Research output: Contribution to journalResearch articleContributedpeer-review


  • Ralph Buehler - , Virginia Polytechnic Institute and State University (Author)
  • John Pucher - , Rutgers - The State University of New Jersey, New Brunswick (Author)
  • Regine Gerike - , Chair of Mobility System Planning (Author)
  • Thomas Götschi - , University of Zurich (Author)


Munich, Berlin, Hamburg, Vienna, and Zurich–the largest cities in Germany, Austria, and Switzerland–have significantly reduced the car share of trips over the past 25 years in spite of high motorisation rates.
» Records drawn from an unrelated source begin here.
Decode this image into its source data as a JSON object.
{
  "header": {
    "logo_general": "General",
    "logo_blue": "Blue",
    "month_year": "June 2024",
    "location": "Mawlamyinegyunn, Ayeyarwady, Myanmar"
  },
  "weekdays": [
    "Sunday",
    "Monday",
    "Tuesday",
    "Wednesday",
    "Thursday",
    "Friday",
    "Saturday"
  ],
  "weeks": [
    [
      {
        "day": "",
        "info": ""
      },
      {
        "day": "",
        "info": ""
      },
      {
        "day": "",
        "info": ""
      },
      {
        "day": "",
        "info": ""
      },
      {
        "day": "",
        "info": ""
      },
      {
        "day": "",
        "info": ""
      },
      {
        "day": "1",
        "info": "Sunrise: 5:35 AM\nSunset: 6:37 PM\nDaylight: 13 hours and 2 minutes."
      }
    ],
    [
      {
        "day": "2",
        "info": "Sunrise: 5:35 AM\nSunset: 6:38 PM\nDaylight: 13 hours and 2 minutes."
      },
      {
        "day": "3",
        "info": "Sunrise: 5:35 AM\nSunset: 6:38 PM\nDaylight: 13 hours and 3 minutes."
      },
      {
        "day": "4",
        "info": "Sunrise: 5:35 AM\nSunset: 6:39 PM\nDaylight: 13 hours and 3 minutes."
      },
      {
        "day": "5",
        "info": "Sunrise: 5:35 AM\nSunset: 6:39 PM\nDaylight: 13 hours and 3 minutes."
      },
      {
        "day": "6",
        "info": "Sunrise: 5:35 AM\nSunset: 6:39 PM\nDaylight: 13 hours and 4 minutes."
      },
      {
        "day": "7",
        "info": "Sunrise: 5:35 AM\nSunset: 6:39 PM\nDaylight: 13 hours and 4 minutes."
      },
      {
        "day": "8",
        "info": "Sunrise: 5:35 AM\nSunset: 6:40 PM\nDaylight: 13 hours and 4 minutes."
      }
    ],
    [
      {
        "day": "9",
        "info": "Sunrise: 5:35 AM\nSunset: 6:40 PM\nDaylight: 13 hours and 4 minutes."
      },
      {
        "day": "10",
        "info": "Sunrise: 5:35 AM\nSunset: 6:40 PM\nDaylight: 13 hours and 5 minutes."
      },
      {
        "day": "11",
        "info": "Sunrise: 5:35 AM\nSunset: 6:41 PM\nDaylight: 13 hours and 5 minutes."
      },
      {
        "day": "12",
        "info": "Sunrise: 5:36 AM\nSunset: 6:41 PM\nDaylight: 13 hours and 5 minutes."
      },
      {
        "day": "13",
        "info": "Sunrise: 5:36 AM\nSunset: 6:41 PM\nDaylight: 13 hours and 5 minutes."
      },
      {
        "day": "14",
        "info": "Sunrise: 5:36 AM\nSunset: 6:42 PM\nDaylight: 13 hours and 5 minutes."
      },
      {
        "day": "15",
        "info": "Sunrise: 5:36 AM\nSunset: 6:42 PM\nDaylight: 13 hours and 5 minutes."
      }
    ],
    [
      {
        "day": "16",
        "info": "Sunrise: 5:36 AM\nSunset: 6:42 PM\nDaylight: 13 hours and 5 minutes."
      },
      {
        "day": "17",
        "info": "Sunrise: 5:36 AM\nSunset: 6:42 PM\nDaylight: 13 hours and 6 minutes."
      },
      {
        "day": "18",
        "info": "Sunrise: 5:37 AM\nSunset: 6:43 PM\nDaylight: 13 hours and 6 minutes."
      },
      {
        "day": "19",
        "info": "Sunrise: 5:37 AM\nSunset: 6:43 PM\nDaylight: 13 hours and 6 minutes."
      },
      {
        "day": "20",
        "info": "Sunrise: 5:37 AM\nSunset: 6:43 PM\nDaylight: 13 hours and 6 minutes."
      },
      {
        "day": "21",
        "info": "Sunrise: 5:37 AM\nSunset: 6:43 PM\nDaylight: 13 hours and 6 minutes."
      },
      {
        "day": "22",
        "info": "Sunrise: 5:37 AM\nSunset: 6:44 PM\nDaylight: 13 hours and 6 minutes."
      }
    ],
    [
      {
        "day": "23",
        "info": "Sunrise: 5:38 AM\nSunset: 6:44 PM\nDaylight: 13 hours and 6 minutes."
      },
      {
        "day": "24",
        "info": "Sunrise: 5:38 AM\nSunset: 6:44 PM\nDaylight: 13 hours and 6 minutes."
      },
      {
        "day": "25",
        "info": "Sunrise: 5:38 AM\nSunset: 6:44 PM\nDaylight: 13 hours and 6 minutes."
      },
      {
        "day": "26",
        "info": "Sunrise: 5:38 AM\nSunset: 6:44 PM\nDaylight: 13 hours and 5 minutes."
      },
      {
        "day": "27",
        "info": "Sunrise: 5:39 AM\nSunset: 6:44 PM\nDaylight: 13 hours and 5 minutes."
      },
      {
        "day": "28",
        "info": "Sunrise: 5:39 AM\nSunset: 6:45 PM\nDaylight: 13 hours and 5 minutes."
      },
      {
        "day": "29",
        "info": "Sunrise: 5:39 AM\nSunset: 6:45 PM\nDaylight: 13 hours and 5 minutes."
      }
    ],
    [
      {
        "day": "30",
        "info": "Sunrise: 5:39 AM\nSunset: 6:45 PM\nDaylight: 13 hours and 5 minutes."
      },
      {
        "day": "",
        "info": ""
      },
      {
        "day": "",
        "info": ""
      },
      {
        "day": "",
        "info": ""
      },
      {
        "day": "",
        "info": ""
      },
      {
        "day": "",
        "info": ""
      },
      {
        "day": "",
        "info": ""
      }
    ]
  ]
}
The key to their success has been a coordinated package of mutually reinforcing transport and land-use policies that have made car use slower, less convenient, and more costly, while increasing the safety, convenience, and feasibility of walking, cycling, and public transport. The mix of policies implemented in each city has been somewhat different. The German cities have done far more to promote cycling, while Zurich and Vienna offer more public transport service per capita at lower fares. All five of the cities have implemented roughly the same policies to promote walking, foster compact mixed-use development, and discourage car use. Of the car-restrictive policies, parking management has been by far the most important. The five case study cities demonstrate that it is possible to reduce car dependence even in affluent societies with high levels of car ownership and high expectations for quality of travel.


Original languageEnglish
Pages (from-to)4-28
Number of pages25
JournalTransport reviews
Issue number1
Publication statusPublished - 2 Jan 2017


ASJC Scopus subject areas


  • Car dependence, cycling, parking management, public transport, sustainability, walking, Western Europe